Angela Garcia (Anthropology)—“Gifts of the Spirit, Technologies of the State: Addiction, Regulation and Care among Pentecostal-charismatics in Mexico City, Mexico”
Matthew Harding (Economics)—“Food Purchases, Nutrition and Obesity: A Nationally Representative Study”
Sean Reardon (School of Education, and, by courtesy, of Sociology) and Jonathan Rodden (Political Science)—“Income Segregation and Political Polarization”
Barbara Voss (Anthropology)—“Market Street Chinatown Archaeology Project: Social Identity and Consumer Practices in 19th Century Santa Clara County”
Jonathan Wand (Political Science)—“Unifying the Study of Legislative Actions and Federal Spending”
2011-2012 Seed Grant Awards
Lisa Blaydes (Political Science)—"Repression, Resistance and Regime Durability in Authoritarian Iraq"
Woody Powell (Education and Sociology and Communication)—“Rewarding Performance That Is Hard to Measure: The Diffusion and Impact of Metrics and Evaluation in the Nonprofit Sector”
Florian Scheuer (Economics)—“Optimal Income Taxation in Economies with Rent Seeking”
Xueguang Zhou (Sociology)—“Elite Mobility and the Intra-organizational Relationship in the Chinese Bureaucratic State”
2010-2011 Seed Grant Awards
Nick Bloom and Aprajit Mahajan (Economics)—"Can Better Management Raise Growth and Reduce Pollution?"

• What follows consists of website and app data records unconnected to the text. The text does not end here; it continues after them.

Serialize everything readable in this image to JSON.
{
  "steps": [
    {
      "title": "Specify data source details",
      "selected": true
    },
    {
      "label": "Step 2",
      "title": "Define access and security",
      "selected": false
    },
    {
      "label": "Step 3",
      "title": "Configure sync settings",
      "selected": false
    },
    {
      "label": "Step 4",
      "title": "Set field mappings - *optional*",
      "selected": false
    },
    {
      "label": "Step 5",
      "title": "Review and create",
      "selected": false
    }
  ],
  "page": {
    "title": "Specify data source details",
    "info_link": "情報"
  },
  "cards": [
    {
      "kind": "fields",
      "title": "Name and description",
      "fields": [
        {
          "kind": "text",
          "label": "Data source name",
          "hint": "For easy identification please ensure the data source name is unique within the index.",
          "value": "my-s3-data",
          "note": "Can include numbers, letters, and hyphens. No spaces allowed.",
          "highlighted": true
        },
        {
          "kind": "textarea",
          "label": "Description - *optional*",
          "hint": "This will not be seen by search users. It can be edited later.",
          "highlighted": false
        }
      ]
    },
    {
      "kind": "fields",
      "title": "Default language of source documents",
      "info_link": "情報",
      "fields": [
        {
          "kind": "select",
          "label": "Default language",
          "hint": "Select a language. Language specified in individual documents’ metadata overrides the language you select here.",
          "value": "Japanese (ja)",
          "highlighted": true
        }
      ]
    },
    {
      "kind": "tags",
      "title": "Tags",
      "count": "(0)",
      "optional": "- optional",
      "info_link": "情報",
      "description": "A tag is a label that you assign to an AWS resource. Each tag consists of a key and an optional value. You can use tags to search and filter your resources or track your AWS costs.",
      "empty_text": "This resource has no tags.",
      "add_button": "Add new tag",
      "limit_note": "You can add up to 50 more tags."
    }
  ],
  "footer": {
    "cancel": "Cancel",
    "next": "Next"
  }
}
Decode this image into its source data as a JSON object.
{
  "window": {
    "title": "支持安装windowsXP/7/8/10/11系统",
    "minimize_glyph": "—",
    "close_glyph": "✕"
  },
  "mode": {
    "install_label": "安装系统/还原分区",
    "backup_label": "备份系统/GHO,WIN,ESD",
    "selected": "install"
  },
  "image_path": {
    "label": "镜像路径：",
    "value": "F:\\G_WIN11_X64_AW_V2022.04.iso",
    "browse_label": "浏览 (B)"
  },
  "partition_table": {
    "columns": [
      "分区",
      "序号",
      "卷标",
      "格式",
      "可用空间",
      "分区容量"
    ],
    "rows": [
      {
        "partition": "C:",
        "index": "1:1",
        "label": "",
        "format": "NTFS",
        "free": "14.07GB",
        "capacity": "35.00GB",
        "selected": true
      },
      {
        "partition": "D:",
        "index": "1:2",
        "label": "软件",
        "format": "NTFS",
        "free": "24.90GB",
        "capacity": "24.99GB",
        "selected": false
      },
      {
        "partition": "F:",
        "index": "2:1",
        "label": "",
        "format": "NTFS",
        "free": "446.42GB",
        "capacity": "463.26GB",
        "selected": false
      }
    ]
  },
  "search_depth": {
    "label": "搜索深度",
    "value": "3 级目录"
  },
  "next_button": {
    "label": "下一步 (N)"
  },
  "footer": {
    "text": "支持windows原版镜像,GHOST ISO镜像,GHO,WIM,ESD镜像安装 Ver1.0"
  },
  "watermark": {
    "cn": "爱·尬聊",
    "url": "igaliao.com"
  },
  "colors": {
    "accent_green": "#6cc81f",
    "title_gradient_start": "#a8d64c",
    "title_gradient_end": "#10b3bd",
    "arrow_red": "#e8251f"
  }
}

Matthew Harding (Economics)—"Inducing Household Action on Energy Conservation Behavior: The Role of Social Incentives in Low Income Neighborhoods"
Tanya Luhrmann (Anthropology)—"Comparative Study of Hallucinatory Phenomena in Psychosis in the United States and India”
2009-2010 Seed Grant Awards
Giacomo De Giorgi and Luigi Pistaferri (Economics)—"Climate Change: the Effects of Changes in Uncertainty on Consumption, Savings and Investment"
Paula England (Sociology)—"Class Differences in Contraception and Unplanned Pregnancies"
Tomás Jiménez (Sociology)—“Immigration, Assimilation and the U.S. Host Society"
2008-2009 Seed Grant Awards
Nick Bloom, Max Floetotto, Nir Jaimovich (Economics)—"Really Uncertain Business Cycles"
Melissa Brown & Marcus Feldman (Anthropology)—"Chinese Marriage Forms, Son Preferences, and Sex Ratios: Combining Quantitative and Qualitative Approaches to a Major Demographic and Cultural Problem"
Jennifer Eberhardt (Psychology)—“The Continued Dehumanization of Blacks in the Modern Era”
Petra Moser (Economics)—"Regulation in Financial Markets: Evidence from Specialists' Willingness to Pay for NYSE Seats - 1883 to 1978"
Susan Olzak (Sociology)—"Globalization and the Environmental Justice Movement"
Michael Rosenfeld (Sociology)—"A Longitudinal Study of Couple Formation and Dissolution"
Rob Reich (Political Science)—"Support for the Stanford Center on Philanthropy and Civil Society proposal to the Hewlett Foundation"
Jonathan Rodden, Karen Jusko, and Alberto Diaz-Cayeros (Political Science)—"The Geographic Distribution of Income and Political Preferences"